Show each line of the records in which the word "desc" occurs.

Data about app and page elements.

..............................

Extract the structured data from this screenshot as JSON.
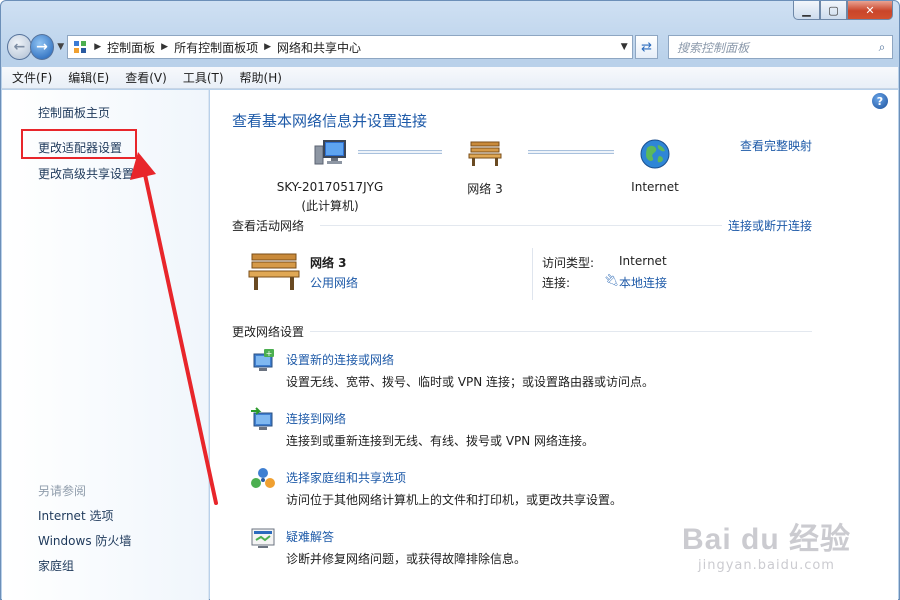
{
  "window": {
    "controls": {
      "minimize": "▁",
      "maximize": "▢",
      "close": "✕"
    }
  },
  "nav": {
    "back_icon": "back-arrow-icon",
    "forward_icon": "forward-arrow-icon",
    "breadcrumbs": [
      "控制面板",
      "所有控制面板项",
      "网络和共享中心"
    ],
    "search_placeholder": "搜索控制面板"
  },
  "menu": [
    "文件(F)",
    "编辑(E)",
    "查看(V)",
    "工具(T)",
    "帮助(H)"
  ],
  "sidebar": {
    "links": [
      "控制面板主页",
      "更改适配器设置",
      "更改高级共享设置"
    ],
    "see_also_header": "另请参阅",
    "see_also": [
      "Internet 选项",
      "Windows 防火墙",
      "家庭组"
    ]
  },
  "main": {
    "title": "查看基本网络信息并设置连接",
    "full_map_link": "查看完整映射",
    "map": {
      "computer_name": "SKY-20170517JYG",
      "computer_sub": "(此计算机)",
      "network": "网络  3",
      "internet": "Internet"
    },
    "active": {
      "section_title": "查看活动网络",
      "connect_link": "连接或断开连接",
      "network_name": "网络  3",
      "network_type": "公用网络",
      "access_type_label": "访问类型:",
      "access_type_value": "Internet",
      "connection_label": "连接:",
      "connection_value": "本地连接"
    },
    "change": {
      "section_title": "更改网络设置",
      "tasks": [
        {
          "title": "设置新的连接或网络",
          "desc": "设置无线、宽带、拨号、临时或 VPN 连接；或设置路由器或访问点。",
          "icon": "new-connection-icon"
        },
        {
          "title": "连接到网络",
          "desc": "连接到或重新连接到无线、有线、拨号或 VPN 网络连接。",
          "icon": "connect-network-icon"
        },
        {
          "title": "选择家庭组和共享选项",
          "desc": "访问位于其他网络计算机上的文件和打印机，或更改共享设置。",
          "icon": "homegroup-icon"
        },
        {
          "title": "疑难解答",
          "desc": "诊断并修复网络问题，或获得故障排除信息。",
          "icon": "troubleshoot-icon"
        }
      ]
    },
    "help": "?"
  },
  "watermark": {
    "logo": "Bai du 经验",
    "sub": "jingyan.baidu.com"
  },
  "colors": {
    "link": "#1e5aa8",
    "highlight": "#e8262b",
    "sidebar_bg": "#f0f6fc"
  }
}
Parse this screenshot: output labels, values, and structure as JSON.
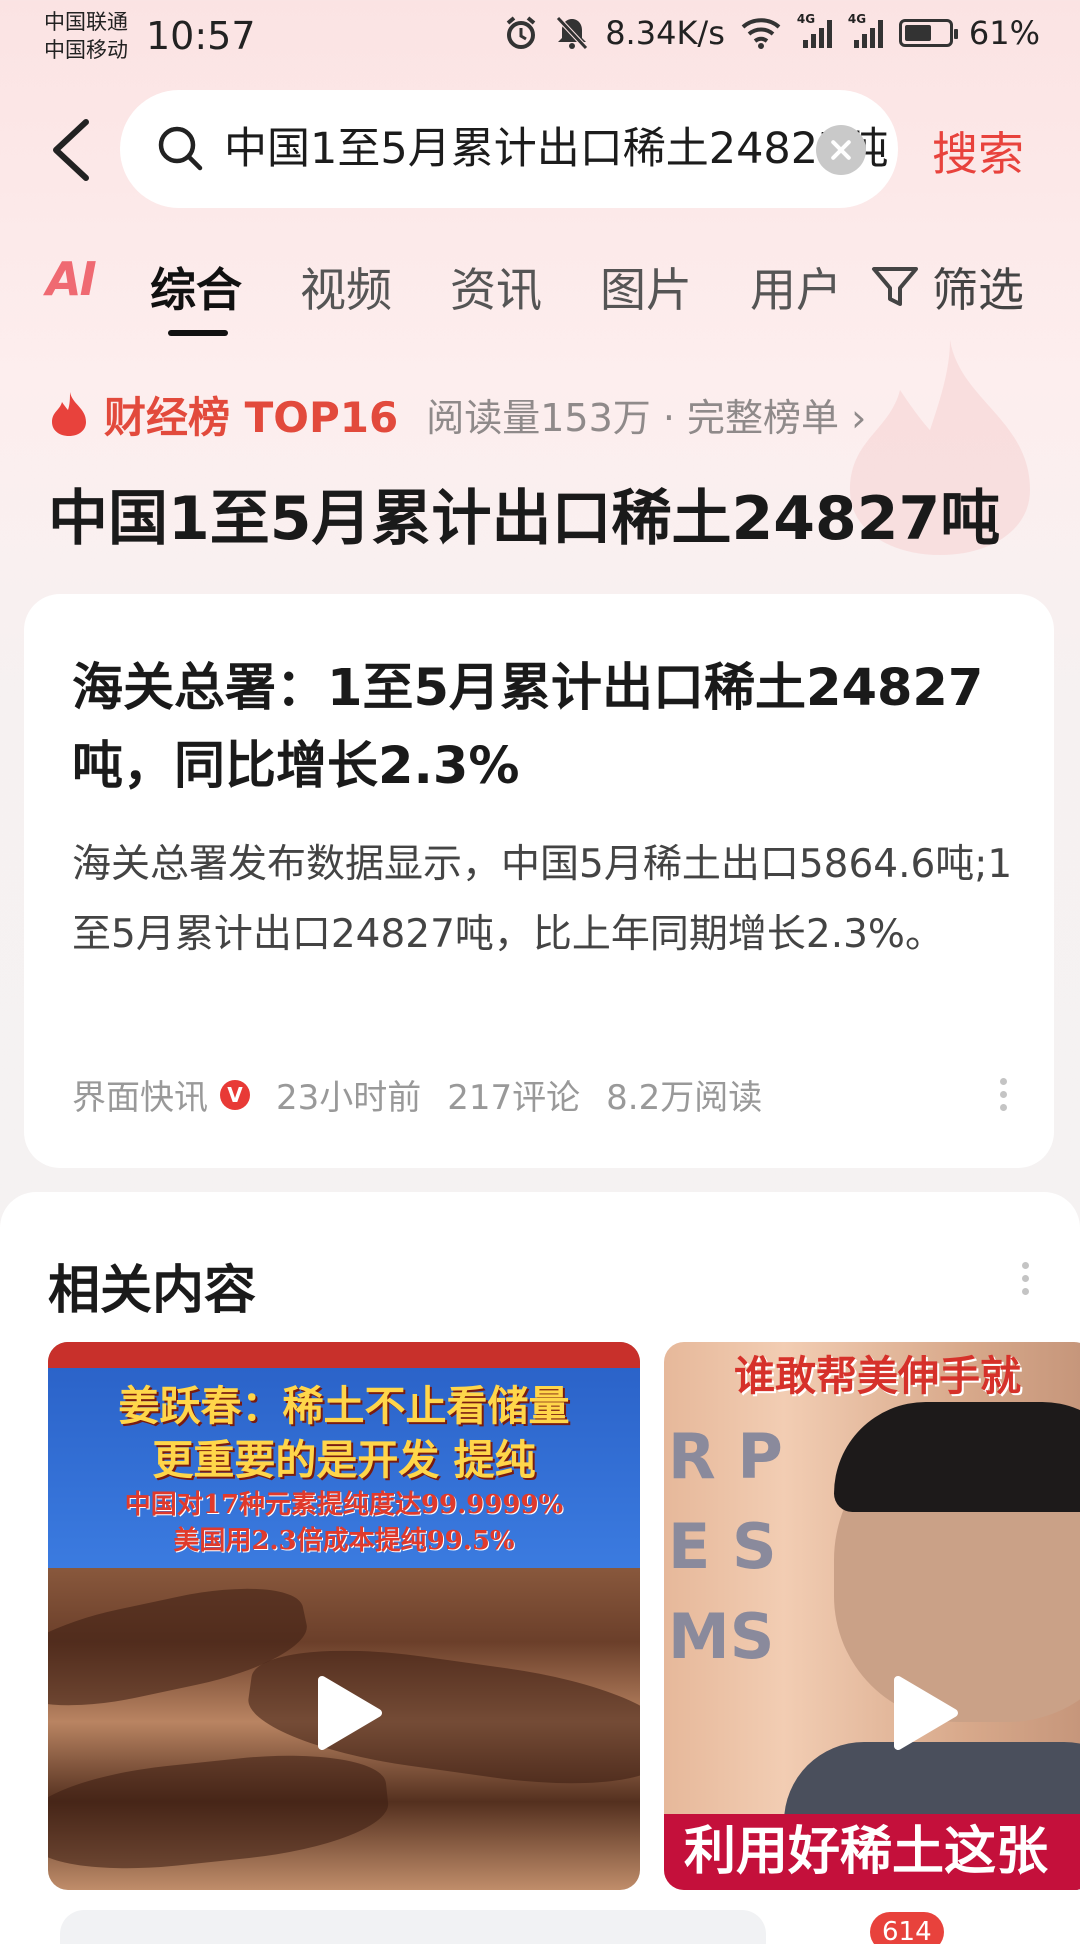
{
  "status_bar": {
    "carrier_1": "中国联通",
    "carrier_2": "中国移动",
    "time": "10:57",
    "net_speed": "8.34K/s",
    "network_1": "4G",
    "network_2": "4G",
    "battery": "61%",
    "battery_level": 0.61
  },
  "search": {
    "query": "中国1至5月累计出口稀土24827吨",
    "submit_label": "搜索"
  },
  "tabs": {
    "ai_label": "AI",
    "items": [
      "综合",
      "视频",
      "资讯",
      "图片",
      "用户"
    ],
    "active": "综合",
    "filter_label": "筛选"
  },
  "hot_topic": {
    "rank_label": "财经榜 TOP16",
    "meta": "阅读量153万 · 完整榜单 ›",
    "title": "中国1至5月累计出口稀土24827吨"
  },
  "article": {
    "title": "海关总署：1至5月累计出口稀土24827吨，同比增长2.3%",
    "summary": "海关总署发布数据显示，中国5月稀土出口5864.6吨;1至5月累计出口24827吨，比上年同期增长2.3%。",
    "source": "界面快讯",
    "verified_badge": "V",
    "time": "23小时前",
    "comments": "217评论",
    "reads": "8.2万阅读"
  },
  "related": {
    "title": "相关内容",
    "videos": [
      {
        "line1": "姜跃春：稀土不止看储量",
        "line2": "更重要的是开发 提纯",
        "line3": "中国对17种元素提纯度达99.9999%",
        "line4": "美国用2.3倍成本提纯99.5%"
      },
      {
        "top_text": "谁敢帮美伸手就",
        "letters": "R P\nE S\nMS",
        "bottom_text": "利用好稀土这张"
      }
    ]
  },
  "bottom": {
    "badge": "614"
  },
  "colors": {
    "accent": "#e8423c",
    "background_top": "#fbe3e3",
    "card": "#ffffff"
  }
}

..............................

Written solution.
          "desc": "设置无线、宽带、拨号、临时或 VPN 连接；或设置路由器或访问点。",
          "desc": "连接到或重新连接到无线、有线、拨号或 VPN 网络连接。",
          "desc": "访问位于其他网络计算机上的文件和打印机，或更改共享设置。",
          "desc": "诊断并修复网络问题，或获得故障排除信息。",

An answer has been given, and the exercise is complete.